In fact, all major faith traditions include a strong moral concern for the planet. And the urgency of climate scientists’ warning about human-driven change is provoking more and more religious groups, including conservatives, to action.
“This is the moral imperative of our time,” says Tim Kumfer of the ecumenical Church of the Saviour and an organizer of interfaith involvement in the protests. “To take climate change seriously and address it. Nothing is more important than caring for the planet. This is what faith is all about.”
For those who think of climate activism as a concern strictly among younger people of faith, the Keystone demonstrations are illuminating. Joelle Novey, director of Greater Washington Interfaith Power and Light and one of leading voices for interfaith participation in the environment, was moved by the multigenerational protest at the White House.
“This is the first set of [environmental] protests that hasn’t been dominated by students. [Everyone] expects ‘PowerShift’ kids [a biennial national youth climate change summit] to be involved. But grandmothers were moved to be there. What’s striking about the pipeline protest has been the significant involvement of ‘respectable grownups.’”
What’s next for “green religion?”
Despite increasing engagement among faith groups, surveys indicate that religion has less impact on environmental policy opinions than other factors such as science and the media. Yet during these protests, interfaith organizers say, a greater level of cooperation among faith-based and secular environmental groups emerged. One result has been a renewed awareness in progressive circles that for many, faith still acts as a powerful motivator for grassroots action.
The surprising degree of interfaith engagement is another significant development.
“The really great thing is that we didn’t work to be interfaith on this. It really just came together about the issue,” says Sojourner’s Berger. “It is good to be focusing outside of ourselves, bringing each of our energies and best of our traditions; standing together shoulder-to-shoulder, not face-to-face.”
Ellen agrees, noting the importance of interfaith cooperation on climate concerns. “Time is too pressing to work quietly within our own faith communities,” he says. “We need a genuinely prophetic action to bring the call of the people towards morality and justice.”
Considered highly improbable just two weeks ago, the president’s delay on November 6 seems to indicate that the protesters are being heard. The long-term “NO XL” strategy will depend largely on what develops further.
Whatever comes next for the pipeline, faith groups will continue public demonstrations for climate change and clean energy—including the upcoming Climate Summit in Durban, South Africa at the end of November, where a joint campaign of Muslims, Christians, Hindus, and Buddhists from Africa and Europe are planning an interfaith rally and prayer service.
In the meantime, Novey is proud of what’s been accomplished so far. “I saw that we had 13,000 rsvps for the protest,” she said after Sunday’s demonstration. “But I didn’t believe it until I was there.
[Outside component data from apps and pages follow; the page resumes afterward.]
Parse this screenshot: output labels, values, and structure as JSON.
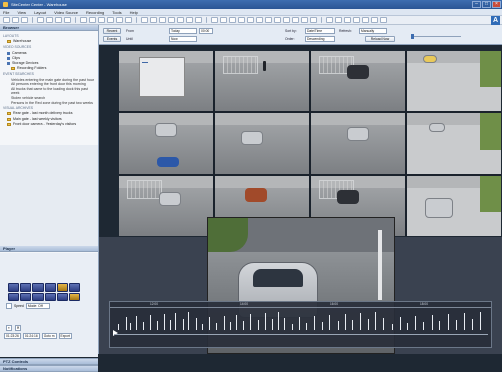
{
  "window": {
    "title": "SiteCenter Center - Warehouse"
  },
  "menu": [
    "File",
    "View",
    "Layout",
    "Video Source",
    "Recording",
    "Tools",
    "Help"
  ],
  "sidebar": {
    "browser_title": "Browser",
    "sections": [
      {
        "name": "LAYOUTS",
        "items": [
          "Warehouse"
        ]
      },
      {
        "name": "VIDEO SOURCES",
        "items": [
          "Cameras",
          "Clips",
          "Storage Devices",
          "Recording Folders"
        ]
      },
      {
        "name": "EVENT SEARCHES",
        "lines": [
          "Vehicles entering the main gate during the past hour",
          "All persons entering the front door this morning",
          "All trucks that came to the loading dock this past week",
          "Stolen vehicle search",
          "Persons in the Red zone during the past two weeks"
        ]
      },
      {
        "name": "VISUAL ARCHIVES",
        "items": [
          "Rear gate - last month delivery trucks",
          "Main gate - last weekly visitors",
          "Front door camera - Yesterday's visitors"
        ]
      }
    ],
    "player_title": "Player",
    "speed_label": "Speed",
    "speed_value": "Mode: Off",
    "start_time": "01:23:26",
    "end_time": "01:24:16",
    "go_label": "Goto m",
    "export_label": "Export",
    "ptz_title": "PTZ Controls",
    "notify_title": "Notifications"
  },
  "search": {
    "recent_label": "Recent",
    "from_label": "From",
    "from_value": "Today",
    "from_time": "00:00",
    "events_label": "Events",
    "until_label": "Until",
    "until_value": "Now",
    "sort_label": "Sort by:",
    "sort_value": "Date/Time",
    "order_label": "Order:",
    "order_value": "Descending",
    "refresh_label": "Refresh:",
    "refresh_value": "Manually",
    "reload_label": "Reload Now"
  },
  "timeline": {
    "ticks": [
      "12:00",
      "14:00",
      "16:00",
      "18:00"
    ]
  },
  "colors": {
    "titlebar": "#2a5594",
    "accent": "#3d6db0",
    "folder": "#f1c34d"
  },
  "icons": [
    "app-icon",
    "folder-icon",
    "play-icon",
    "logo-icon"
  ]
}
It was totally exhilarating.”
Catherine Woodiwiss is Special Assistant for Faith and Progressive Policy at American Progress. For more on this initiative, please see its project page.